====== Material for this task

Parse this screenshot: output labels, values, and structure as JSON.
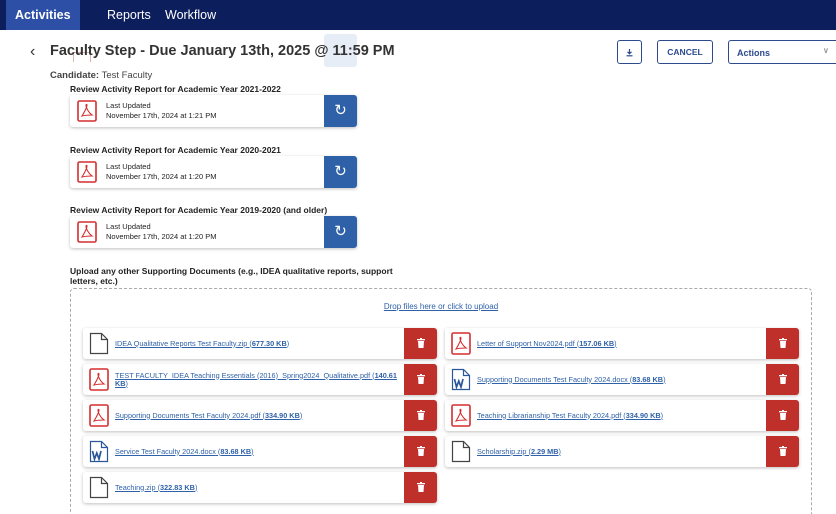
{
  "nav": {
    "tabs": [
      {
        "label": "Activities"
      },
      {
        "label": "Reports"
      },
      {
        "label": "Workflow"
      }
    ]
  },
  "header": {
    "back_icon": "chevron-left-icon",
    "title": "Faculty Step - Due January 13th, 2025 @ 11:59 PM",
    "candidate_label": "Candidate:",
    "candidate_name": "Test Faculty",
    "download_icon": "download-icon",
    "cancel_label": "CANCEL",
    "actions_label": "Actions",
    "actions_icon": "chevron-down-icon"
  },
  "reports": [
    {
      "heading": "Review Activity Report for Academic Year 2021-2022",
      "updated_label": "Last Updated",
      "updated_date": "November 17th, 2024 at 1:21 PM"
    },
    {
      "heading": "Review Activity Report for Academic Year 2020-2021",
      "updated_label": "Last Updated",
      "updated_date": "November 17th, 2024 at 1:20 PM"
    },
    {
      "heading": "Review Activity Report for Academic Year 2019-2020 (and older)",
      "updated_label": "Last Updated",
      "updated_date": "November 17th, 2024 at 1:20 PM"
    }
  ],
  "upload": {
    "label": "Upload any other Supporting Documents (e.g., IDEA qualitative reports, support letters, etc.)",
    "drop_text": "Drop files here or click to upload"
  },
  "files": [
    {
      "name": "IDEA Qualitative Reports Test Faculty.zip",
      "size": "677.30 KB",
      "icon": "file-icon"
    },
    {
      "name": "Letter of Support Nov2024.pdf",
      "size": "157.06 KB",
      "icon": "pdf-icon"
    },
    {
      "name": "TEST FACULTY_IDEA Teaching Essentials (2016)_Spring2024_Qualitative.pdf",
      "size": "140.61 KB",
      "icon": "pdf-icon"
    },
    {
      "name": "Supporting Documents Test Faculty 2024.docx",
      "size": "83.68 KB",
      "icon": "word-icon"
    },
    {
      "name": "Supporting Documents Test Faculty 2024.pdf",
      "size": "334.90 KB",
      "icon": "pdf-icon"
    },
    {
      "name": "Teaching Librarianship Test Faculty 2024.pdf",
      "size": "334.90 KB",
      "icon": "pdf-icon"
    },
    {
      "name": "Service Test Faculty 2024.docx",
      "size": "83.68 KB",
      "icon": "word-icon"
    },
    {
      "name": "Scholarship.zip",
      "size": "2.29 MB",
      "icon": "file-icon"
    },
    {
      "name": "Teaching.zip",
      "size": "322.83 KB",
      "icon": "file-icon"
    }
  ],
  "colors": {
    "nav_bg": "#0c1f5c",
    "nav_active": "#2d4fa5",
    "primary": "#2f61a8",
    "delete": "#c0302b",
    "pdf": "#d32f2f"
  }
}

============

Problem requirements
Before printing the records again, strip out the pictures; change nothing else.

Result
Parse this screenshot: output labels, values, and structure as JSON.
{
  "nav": {
    "tabs": [
      {
        "label": "Activities"
      },
      {
        "label": "Reports"
      },
      {
        "label": "Workflow"
      }
    ]
  },
  "header": {
    "back_icon": "chevron-left-icon",
    "title": "Faculty Step - Due January 13th, 2025 @ 11:59 PM",
    "candidate_label": "Candidate:",
    "candidate_name": "Test Faculty",
    "download_icon": "download-icon",
    "cancel_label": "CANCEL",
    "actions_label": "Actions",
    "actions_icon": "chevron-down-icon"
  },
  "reports": [
    {
      "heading": "Review Activity Report for Academic Year 2021-2022",
      "updated_label": "Last Updated",
      "updated_date": "November 17th, 2024 at 1:21 PM"
    },
    {
      "heading": "Review Activity Report for Academic Year 2020-2021",
      "updated_label": "Last Updated",
      "updated_date": "November 17th, 2024 at 1:20 PM"
    },
    {
      "heading": "Review Activity Report for Academic Year 2019-2020 (and older)",
      "updated_label": "Last Updated",
      "updated_date": "November 17th, 2024 at 1:20 PM"
    }
  ],
  "upload": {
    "label": "Upload any other Supporting Documents (e.g., IDEA qualitative reports, support letters, etc.)",
    "drop_text": "Drop files here or click to upload"
  },
  "files": [
    {
      "name": "IDEA Qualitative Reports Test Faculty.zip",
      "size": "677.30 KB",
      "icon": "file-icon"
    },
    {
      "name": "Letter of Support Nov2024.pdf",
      "size": "157.06 KB",
      "icon": "pdf-icon"
    },
    {
      "name": "TEST FACULTY_IDEA Teaching Essentials (2016)_Spring2024_Qualitative.pdf",
      "size": "140.61 KB",
      "icon": "pdf-icon"
    },
    {
      "name": "Supporting Documents Test Faculty 2024.docx",
      "size": "83.68 KB",
      "icon": "word-icon"
    },
    {
      "name": "Supporting Documents Test Faculty 2024.pdf",
      "size": "334.90 KB",
      "icon": "pdf-icon"
    },
    {
      "name": "Teaching Librarianship Test Faculty 2024.pdf",
      "size": "334.90 KB",
      "icon": "pdf-icon"
    },
    {
      "name": "Service Test Faculty 2024.docx",
      "size": "83.68 KB",
      "icon": "word-icon"
    },
    {
      "name": "Scholarship.zip",
      "size": "2.29 MB",
      "icon": "file-icon"
    },
    {
      "name": "Teaching.zip",
      "size": "322.83 KB",
      "icon": "file-icon"
    }
  ],
  "colors": {
    "nav_bg": "#0c1f5c",
    "nav_active": "#2d4fa5",
    "primary": "#2f61a8",
    "delete": "#c0302b",
    "pdf": "#d32f2f"
  }
}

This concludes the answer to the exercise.